Work item:
For the word "JSON", search the records and show each line in which it occurs.
BEGIN
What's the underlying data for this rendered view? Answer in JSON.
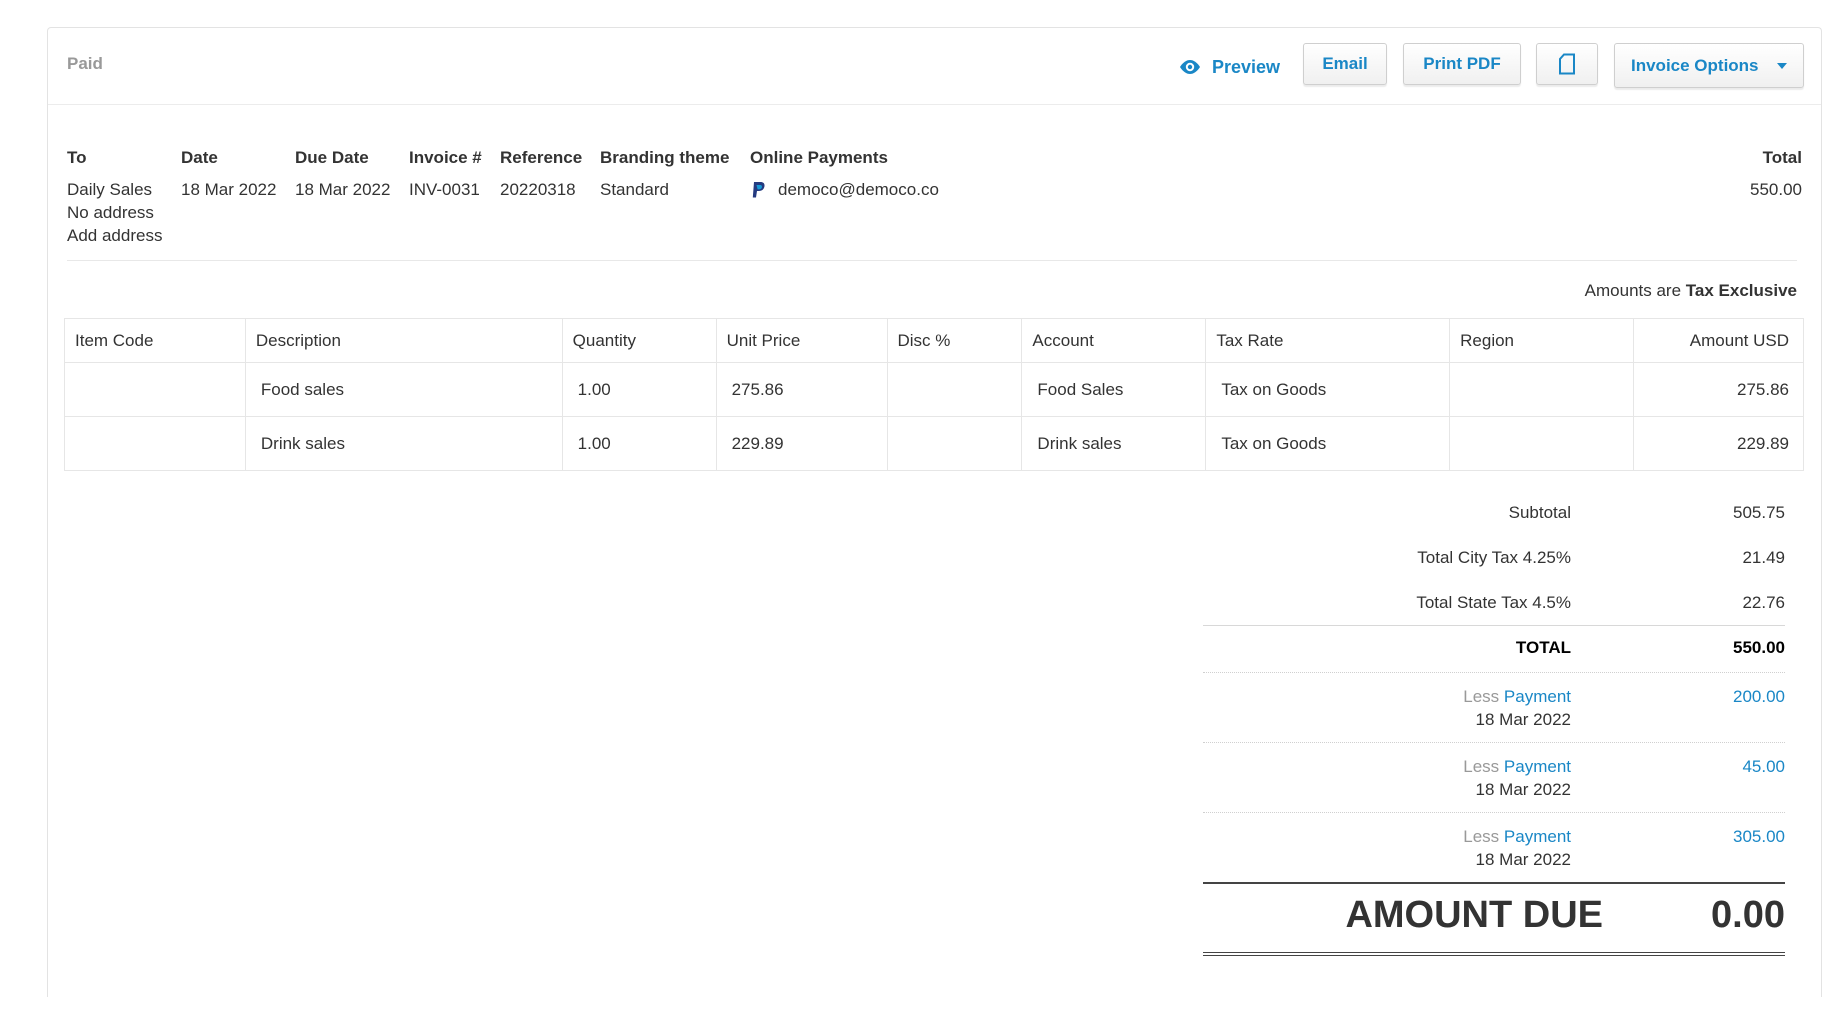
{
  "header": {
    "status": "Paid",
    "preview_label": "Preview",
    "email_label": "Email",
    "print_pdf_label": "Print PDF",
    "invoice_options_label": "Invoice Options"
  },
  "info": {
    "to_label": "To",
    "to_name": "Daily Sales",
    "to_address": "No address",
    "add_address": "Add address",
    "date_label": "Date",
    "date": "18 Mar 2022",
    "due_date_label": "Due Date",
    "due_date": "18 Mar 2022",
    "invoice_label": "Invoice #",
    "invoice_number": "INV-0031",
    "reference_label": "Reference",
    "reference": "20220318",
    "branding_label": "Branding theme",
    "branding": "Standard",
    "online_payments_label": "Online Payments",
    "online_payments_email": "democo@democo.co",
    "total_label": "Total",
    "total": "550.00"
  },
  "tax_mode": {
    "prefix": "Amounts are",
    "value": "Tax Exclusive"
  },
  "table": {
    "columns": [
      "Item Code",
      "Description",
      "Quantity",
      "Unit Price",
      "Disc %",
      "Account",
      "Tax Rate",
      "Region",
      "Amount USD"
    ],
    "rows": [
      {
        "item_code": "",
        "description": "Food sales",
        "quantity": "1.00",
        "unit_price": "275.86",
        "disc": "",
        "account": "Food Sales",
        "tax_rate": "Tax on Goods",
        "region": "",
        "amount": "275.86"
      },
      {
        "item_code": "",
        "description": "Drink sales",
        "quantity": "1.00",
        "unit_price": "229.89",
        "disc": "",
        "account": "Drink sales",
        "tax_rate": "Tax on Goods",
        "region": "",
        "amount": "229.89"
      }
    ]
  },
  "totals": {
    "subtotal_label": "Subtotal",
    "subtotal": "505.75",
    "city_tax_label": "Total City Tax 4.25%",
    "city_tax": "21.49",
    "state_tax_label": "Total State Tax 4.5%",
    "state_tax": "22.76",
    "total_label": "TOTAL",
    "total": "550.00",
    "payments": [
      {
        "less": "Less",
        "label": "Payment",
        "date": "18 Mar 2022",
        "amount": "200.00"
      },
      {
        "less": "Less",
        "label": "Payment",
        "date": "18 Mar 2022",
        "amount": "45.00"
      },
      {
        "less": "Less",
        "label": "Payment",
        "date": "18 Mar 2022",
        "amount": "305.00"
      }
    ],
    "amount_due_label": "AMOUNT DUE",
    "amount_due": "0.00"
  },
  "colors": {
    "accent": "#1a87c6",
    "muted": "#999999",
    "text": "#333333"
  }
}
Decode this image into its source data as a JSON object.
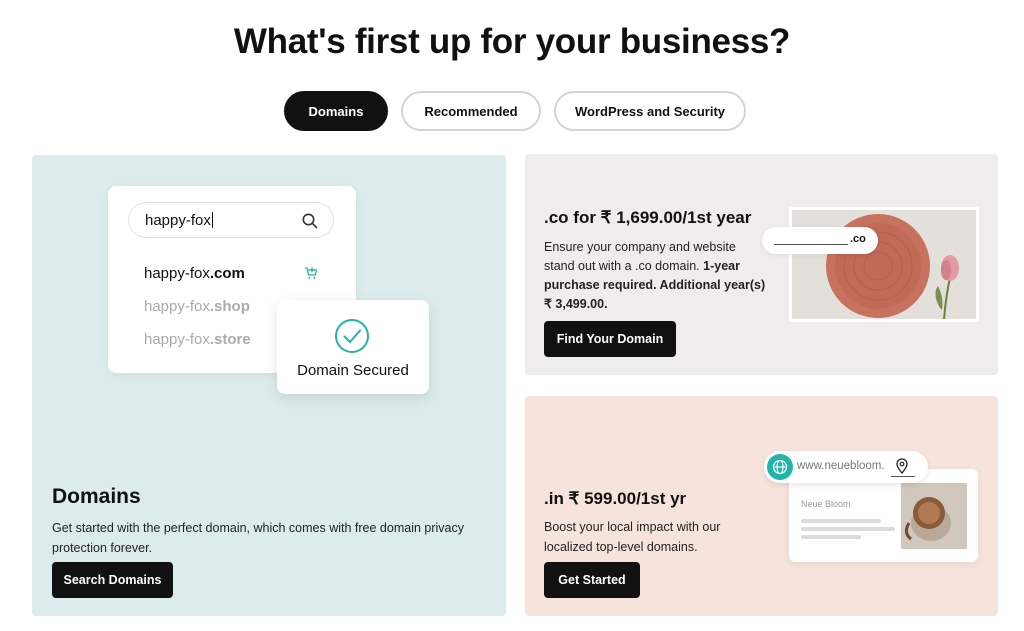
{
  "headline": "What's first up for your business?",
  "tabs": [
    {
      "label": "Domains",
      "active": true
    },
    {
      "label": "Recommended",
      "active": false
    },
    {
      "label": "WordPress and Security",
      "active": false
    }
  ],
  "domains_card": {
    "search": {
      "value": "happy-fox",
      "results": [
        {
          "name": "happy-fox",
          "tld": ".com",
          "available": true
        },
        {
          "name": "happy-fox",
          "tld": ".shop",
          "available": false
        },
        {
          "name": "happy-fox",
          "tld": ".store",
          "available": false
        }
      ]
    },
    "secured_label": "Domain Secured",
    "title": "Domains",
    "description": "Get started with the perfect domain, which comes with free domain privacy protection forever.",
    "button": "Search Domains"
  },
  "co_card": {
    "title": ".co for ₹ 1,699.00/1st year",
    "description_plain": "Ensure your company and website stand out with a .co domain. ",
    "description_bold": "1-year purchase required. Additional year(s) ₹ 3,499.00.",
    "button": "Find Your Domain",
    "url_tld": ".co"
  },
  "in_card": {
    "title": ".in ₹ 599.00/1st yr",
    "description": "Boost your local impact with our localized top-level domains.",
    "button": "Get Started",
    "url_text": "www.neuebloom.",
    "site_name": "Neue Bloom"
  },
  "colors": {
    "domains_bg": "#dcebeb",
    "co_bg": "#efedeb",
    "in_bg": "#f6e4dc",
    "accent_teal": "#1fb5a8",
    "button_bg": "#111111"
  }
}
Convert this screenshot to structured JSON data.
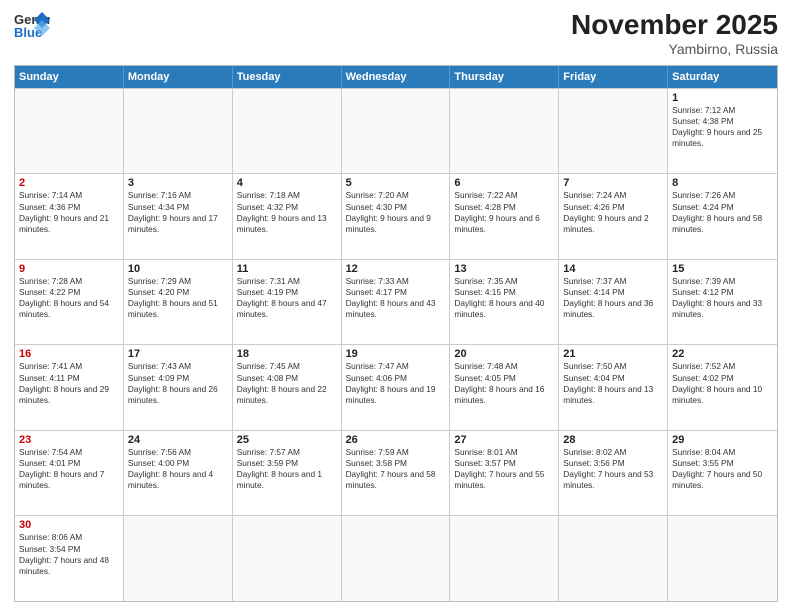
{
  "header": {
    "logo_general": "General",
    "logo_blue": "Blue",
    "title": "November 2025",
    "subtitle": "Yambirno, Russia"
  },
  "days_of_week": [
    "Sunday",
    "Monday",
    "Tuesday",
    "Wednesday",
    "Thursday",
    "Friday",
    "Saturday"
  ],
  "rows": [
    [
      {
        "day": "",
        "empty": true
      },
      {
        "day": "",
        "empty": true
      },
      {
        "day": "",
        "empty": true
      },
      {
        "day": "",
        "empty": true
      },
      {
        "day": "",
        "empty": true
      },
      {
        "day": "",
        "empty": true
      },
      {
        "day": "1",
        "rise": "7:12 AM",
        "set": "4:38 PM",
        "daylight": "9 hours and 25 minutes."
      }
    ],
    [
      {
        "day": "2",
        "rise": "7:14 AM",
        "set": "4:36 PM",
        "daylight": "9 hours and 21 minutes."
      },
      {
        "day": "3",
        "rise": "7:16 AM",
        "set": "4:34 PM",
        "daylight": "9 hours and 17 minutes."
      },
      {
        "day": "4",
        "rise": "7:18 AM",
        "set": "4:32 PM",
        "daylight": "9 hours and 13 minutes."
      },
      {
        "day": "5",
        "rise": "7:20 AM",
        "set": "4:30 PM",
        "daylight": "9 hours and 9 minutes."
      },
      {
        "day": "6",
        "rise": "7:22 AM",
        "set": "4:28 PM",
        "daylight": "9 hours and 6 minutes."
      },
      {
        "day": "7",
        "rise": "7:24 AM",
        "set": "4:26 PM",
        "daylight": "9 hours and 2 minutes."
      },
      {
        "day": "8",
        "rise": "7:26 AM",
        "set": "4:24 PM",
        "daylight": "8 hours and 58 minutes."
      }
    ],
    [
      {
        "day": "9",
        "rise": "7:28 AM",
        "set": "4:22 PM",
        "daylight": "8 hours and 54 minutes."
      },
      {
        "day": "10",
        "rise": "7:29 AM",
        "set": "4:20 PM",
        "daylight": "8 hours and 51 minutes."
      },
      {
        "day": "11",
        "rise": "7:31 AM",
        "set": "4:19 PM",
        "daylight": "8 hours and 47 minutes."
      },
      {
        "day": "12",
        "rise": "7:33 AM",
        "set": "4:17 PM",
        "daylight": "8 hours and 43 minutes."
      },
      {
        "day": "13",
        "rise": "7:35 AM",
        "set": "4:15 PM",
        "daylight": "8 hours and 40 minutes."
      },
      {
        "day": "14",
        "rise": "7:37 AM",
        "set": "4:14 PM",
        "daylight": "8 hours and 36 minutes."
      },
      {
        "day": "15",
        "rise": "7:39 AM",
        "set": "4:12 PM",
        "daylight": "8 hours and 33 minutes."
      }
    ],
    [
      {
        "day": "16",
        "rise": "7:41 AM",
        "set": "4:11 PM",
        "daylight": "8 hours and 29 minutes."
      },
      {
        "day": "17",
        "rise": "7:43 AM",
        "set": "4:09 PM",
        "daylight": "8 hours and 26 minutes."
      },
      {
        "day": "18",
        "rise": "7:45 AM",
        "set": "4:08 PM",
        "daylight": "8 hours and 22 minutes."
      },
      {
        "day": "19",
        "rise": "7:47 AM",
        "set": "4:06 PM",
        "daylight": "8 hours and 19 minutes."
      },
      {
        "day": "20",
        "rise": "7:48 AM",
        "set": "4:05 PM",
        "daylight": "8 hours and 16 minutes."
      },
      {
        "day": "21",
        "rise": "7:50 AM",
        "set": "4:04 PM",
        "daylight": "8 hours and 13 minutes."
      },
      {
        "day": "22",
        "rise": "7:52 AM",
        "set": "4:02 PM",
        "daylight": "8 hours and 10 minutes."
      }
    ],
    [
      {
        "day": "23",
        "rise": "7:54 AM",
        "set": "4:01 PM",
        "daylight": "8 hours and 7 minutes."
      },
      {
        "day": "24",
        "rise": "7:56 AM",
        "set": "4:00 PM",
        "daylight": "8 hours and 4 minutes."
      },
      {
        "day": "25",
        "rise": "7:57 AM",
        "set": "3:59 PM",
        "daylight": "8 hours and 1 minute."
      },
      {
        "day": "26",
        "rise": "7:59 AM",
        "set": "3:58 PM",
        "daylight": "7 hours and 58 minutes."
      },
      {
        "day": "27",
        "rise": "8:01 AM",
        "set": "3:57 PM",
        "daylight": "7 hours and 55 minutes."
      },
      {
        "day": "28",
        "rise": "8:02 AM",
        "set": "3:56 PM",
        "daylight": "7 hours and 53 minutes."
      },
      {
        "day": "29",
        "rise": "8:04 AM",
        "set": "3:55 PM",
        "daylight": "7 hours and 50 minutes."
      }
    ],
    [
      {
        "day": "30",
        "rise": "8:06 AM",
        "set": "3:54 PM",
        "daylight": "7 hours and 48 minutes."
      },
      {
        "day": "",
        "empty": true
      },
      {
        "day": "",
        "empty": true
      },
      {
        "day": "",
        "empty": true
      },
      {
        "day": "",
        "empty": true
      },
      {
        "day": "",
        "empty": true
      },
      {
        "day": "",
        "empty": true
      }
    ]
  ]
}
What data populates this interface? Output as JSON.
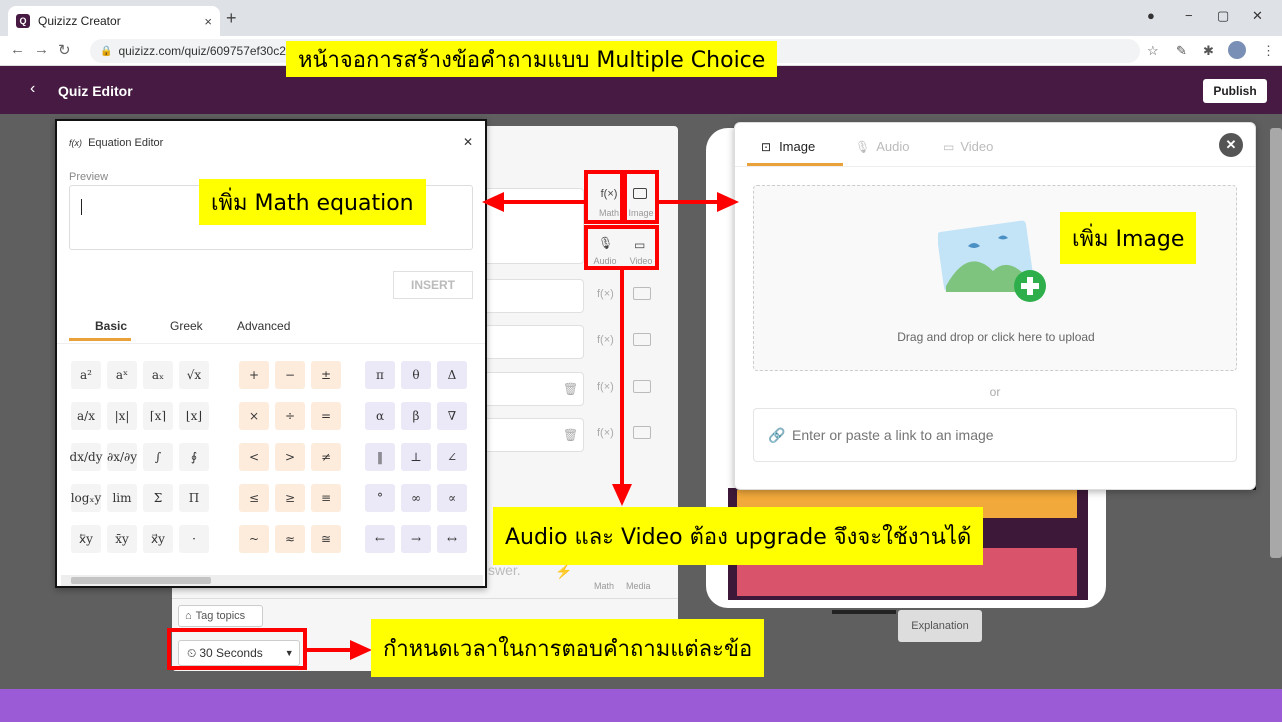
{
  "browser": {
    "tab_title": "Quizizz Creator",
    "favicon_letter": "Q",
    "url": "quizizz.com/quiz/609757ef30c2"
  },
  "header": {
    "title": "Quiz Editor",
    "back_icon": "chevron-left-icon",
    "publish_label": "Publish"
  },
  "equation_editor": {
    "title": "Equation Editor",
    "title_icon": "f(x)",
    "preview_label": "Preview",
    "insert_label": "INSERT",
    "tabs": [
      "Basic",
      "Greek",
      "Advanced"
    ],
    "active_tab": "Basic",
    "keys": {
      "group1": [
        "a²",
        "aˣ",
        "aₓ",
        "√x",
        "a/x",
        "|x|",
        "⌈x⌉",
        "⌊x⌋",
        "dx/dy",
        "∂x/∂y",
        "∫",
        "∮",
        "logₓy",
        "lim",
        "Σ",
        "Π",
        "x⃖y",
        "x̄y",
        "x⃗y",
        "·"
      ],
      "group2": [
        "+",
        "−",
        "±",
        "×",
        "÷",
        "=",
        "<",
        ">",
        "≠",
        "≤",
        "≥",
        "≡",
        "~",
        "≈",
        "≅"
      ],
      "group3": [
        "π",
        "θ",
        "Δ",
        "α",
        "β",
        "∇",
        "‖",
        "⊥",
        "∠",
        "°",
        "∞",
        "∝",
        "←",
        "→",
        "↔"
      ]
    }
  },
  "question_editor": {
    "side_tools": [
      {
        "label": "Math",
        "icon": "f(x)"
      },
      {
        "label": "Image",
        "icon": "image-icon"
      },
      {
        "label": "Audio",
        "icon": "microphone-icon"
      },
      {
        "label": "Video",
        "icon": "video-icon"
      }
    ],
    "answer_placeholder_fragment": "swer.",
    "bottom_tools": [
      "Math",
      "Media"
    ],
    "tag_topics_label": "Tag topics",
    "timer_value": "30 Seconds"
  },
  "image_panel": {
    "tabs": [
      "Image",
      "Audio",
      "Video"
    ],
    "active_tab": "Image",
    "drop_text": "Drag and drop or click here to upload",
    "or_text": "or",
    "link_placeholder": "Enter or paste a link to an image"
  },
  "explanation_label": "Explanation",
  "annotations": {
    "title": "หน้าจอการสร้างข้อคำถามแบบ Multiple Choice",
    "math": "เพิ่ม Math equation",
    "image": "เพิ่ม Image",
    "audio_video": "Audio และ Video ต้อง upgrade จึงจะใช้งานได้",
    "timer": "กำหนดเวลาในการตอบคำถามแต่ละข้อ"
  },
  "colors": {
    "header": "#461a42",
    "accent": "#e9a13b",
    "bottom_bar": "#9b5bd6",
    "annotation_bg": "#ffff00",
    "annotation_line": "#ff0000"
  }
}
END
Response to this exercise:
What's the underlying data for this rendered view? Answer in JSON.
Decode this image into its source data as a JSON object.
Convert this screenshot to structured JSON data.
What data populates this interface? Output as JSON.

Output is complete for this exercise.